Despite his proclaimed distrust of words, Stonys sometimes cannot avoid using titles to explain the story. It is most noticeable in The Bell (2007) in which titles announce that the film will be about a church bell that ended up on the bottom of a lake during the Swedish-Lithuanian war three hundred years ago. It is a fairly verbal film; members of the expedition discuss their expectations, predictions and dreams. Images, on the other hand, become conventional portrayals of the verbal act, and of situations in which the protagonists speak. Stonys even turns into an interviewer. Yet man is again the focus of the film, and man's desire to discover, retrieve and to touch the bell. Black-and-white material is used again, this time to compare young people in the past and now. Stonys is interested in the life around the lake - the music festival that regularly takes place here, as well as a snowball fight that used to take place here. People share various legends about the lake and the bell; their stories differ from person to person, generation to generation, and family to family. There are also some who have never heard of it. Stonys asks about the bell, tries to make people talk but he is not as skilled with words as he is with images. Whenever he returns to his strong suit, for example, when he follows the movement and air bubbles underwater, he again creates a peculiar kind of intensity and beauty.

With an almost childlike immediacy, Stonys often stops to gaze at whatever has caught his attention as if forgetting the purpose of his visit, and herein lies the greatest power of his filmmaking. Moreover, observational method and the concept of inner freedom make each of the films mostly about Stonys himself.


Written by Kateřina Surmanová


Audrius Stonys - Directing filmography: Open the Door to Him Who Comes (1989); Baltic Way (1990, co-directed with Arunas Matelis); Earth of the Blind (1992); Apostle of Ruins (1993); Antigravitation (1995); Flying over the Blue Field (1996); Harbour (1998); Fedia. Three Minutes After the Big Bang (1999); 510 Seconds of Silence (2000); Alone (2001); The Last Car (2002); Countdown (2004); Uku Ukai (2006); The Bell (2007); Four Steps (2008); I Walked Through Fire, You Were With Me (2010); Ramin (2011).

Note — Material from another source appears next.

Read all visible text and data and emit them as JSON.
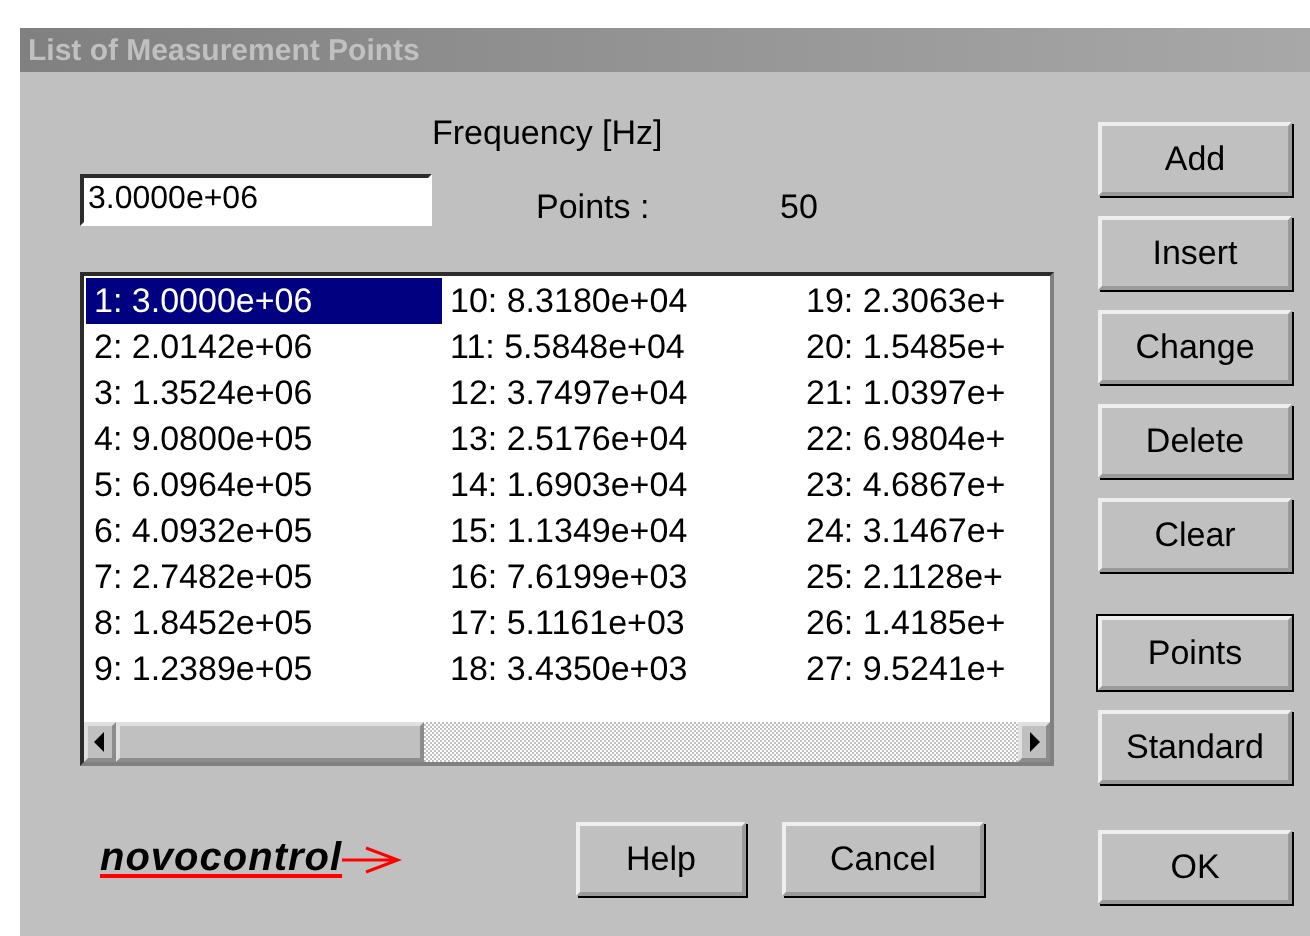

This text was first published in October 2011 in IDF's Industry Reel #2. On October 29, 2011, Audrius Stonys held a master class as part of our Industry Programme in Jihlava.

photo: Ramin (dir. Audrius Stonys, Georgia / Latvia 2011)